The two factors that probably drive the breaking ball's success are Braden's command of the pitch and his low usage of it. His low usage—just one in every eight pitches is a breaking ball—makes the pitch more of a surprise to batters than Braden's fastball or changeup, and his premium command of the slider ensures that it will be spotted well.
Braden shouldn't start doubling his slider usage or anything just because PTLWs say the pitch is good. At its present usage, Braden's slider is quite good, but if he uses it much more, it will likely get overexposed and hit hard.
Braden just added the cutter this year, and nobody is going to mistake the pitch for Mariano Rivera's. It comes in very, very slow for a fastball at just 82.3 mph.
Braden's cutter moves similarly to his slider, but since it averages about seven more mph, the movement is considerably shorter and tighter. Like the slider, the cutter actually has pretty good movement compared to other cutters, but its relative lack of velocity makes the good movement much less impressive.
Braden uses the cutter to give hitters a different look from the fastball and slider, throwing it 10.3 percent of the time. Like the slider, it's pretty effective in that low usage, at 1.06 runs above average in the PTLWs.
It's worth noting that PTLWs had the cutter in the 2 runs above average range a couple of months into the season. Thereafter, Braden upped his usage of the pitch some, and its effectiveness went way down.
It could be that Braden's increased usage of the pitch doomed its effectiveness, but a more likely scenario is that the scouting reports were updated to include the cutter (remember, he didn't start throwing it until this year) and hitters figured it out once the pitch had been around the AL a few times.
Whatever the reason, the cutter's effectiveness will be something to watch in 2010.
Finally, there is Braden's famous changeup, which is thrown 65-76 mph.
There are a growing number of people, myself included, who think that when the pitch dips into the mid-to-high-60's range, it's actually Braden's mythical screwball.
If you don't know the screwball backstory, it goes something like this: Braden absolutely dominated the minors with a slow screwball nobody could hit. Then he blew out his arm, missed a year, then rocketed to the majors soon after returning. Once he got to Oakland, fans noticed that he didn't throw a screwball. We all wondered what the heck happened to it, until about a year later it was revealed that the A's told him to stop throwing it because it was a major cause of his arm problems.

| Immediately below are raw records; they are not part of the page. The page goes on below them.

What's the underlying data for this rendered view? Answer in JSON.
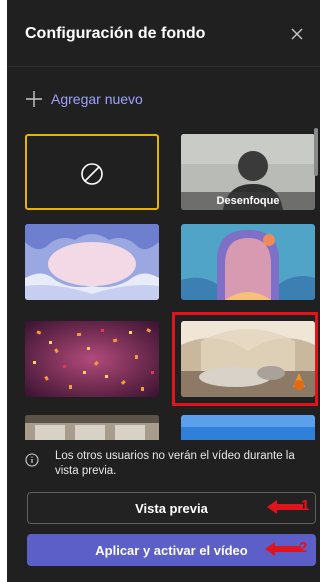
{
  "header": {
    "title": "Configuración de fondo"
  },
  "add_new": {
    "label": "Agregar nuevo"
  },
  "backgrounds": [
    {
      "id": "none",
      "label": ""
    },
    {
      "id": "blur",
      "label": "Desenfoque"
    },
    {
      "id": "ice-cave",
      "label": ""
    },
    {
      "id": "arch-balloon",
      "label": ""
    },
    {
      "id": "confetti",
      "label": ""
    },
    {
      "id": "fort-room",
      "label": ""
    },
    {
      "id": "loft",
      "label": ""
    },
    {
      "id": "blue-room",
      "label": ""
    }
  ],
  "info": {
    "text": "Los otros usuarios no verán el vídeo durante la vista previa."
  },
  "buttons": {
    "preview": "Vista previa",
    "apply": "Aplicar y activar el vídeo"
  },
  "annotations": {
    "arrow1": "1",
    "arrow2": "2"
  },
  "colors": {
    "accent": "#5b5fc7",
    "selected_border": "#e7b300",
    "annotation_red": "#e0141c"
  }
}
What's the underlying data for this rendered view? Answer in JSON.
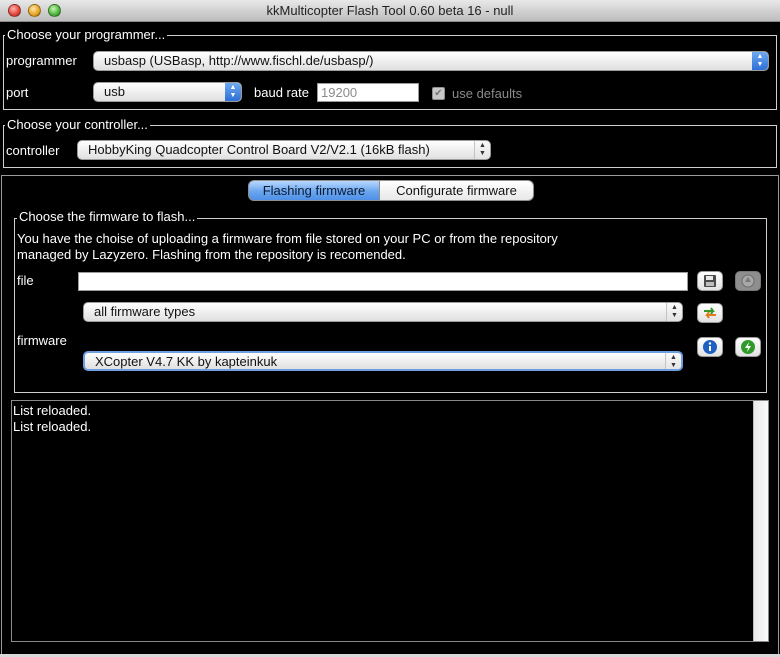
{
  "window": {
    "title": "kkMulticopter Flash Tool 0.60 beta 16 - null"
  },
  "programmer_group": {
    "legend": "Choose your programmer...",
    "programmer_label": "programmer",
    "programmer_value": "usbasp (USBasp, http://www.fischl.de/usbasp/)",
    "port_label": "port",
    "port_value": "usb",
    "baud_label": "baud rate",
    "baud_value": "19200",
    "use_defaults_label": "use defaults"
  },
  "controller_group": {
    "legend": "Choose your controller...",
    "controller_label": "controller",
    "controller_value": "HobbyKing Quadcopter Control Board V2/V2.1 (16kB flash)"
  },
  "tabs": [
    {
      "label": "Flashing firmware"
    },
    {
      "label": "Configurate firmware"
    }
  ],
  "firmware_group": {
    "legend": "Choose the firmware to flash...",
    "description_line1": "You have the choise of uploading a firmware from file stored on your PC or from the repository",
    "description_line2": "managed by Lazyzero. Flashing from the repository is recomended.",
    "file_label": "file",
    "file_value": "",
    "filter_value": "all firmware types",
    "firmware_label": "firmware",
    "firmware_value": "XCopter V4.7 KK by kapteinkuk"
  },
  "log": {
    "lines": [
      "List reloaded.",
      "List reloaded."
    ]
  },
  "icons": {
    "save": "floppy-disk-icon",
    "disabled": "gray-circle-icon",
    "refresh": "refresh-arrows-icon",
    "info": "info-icon",
    "flash": "green-flash-icon"
  }
}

But this year, about four or five times a game, he's thrown a pitch that certainly doesn't look like his regular changeup, going much slower and breaking much bigger. It's very possible that this pitch is the screwball, thrown on a very limited basis.
Anyway, largely in place of the screwball, Braden has developed an unbelievable changeup that seems to just stop in midair. He has the biggest fastball-changeup velocity differential in the majors this year, with 15.6 mph separating his fastball (87.9 mph) and change (72.3 mph).
The pitch actually doesn't have a whole lot of movement on it, with just average run and sink away from righthanders, but it's the velocity difference and deception on the pitch that make it so difficult. It's Braden's one plus pitch (if you exclude the screwball or lump it in with the changeup) and I don't feel hyperbolic in saying it's plus-plus.
Again, Braden understands this, and throws the changeup 21.4 percent of the time, far more than anything but the fastball. PTLWs show that the pitch is still very effective at this high usage, at 1.94 runs above average. It registered at 1.96 last year, so it's no fluke.
Scouting-wise, Braden has three poor pitches and one great one, but it's his poise, command, and effective use of what he has that makes it possible for him to succeed in the majors. He knows how much to use each of his pitches to get the most out of them, and his good command ensures that the pitches will be spotted well and tough to drive.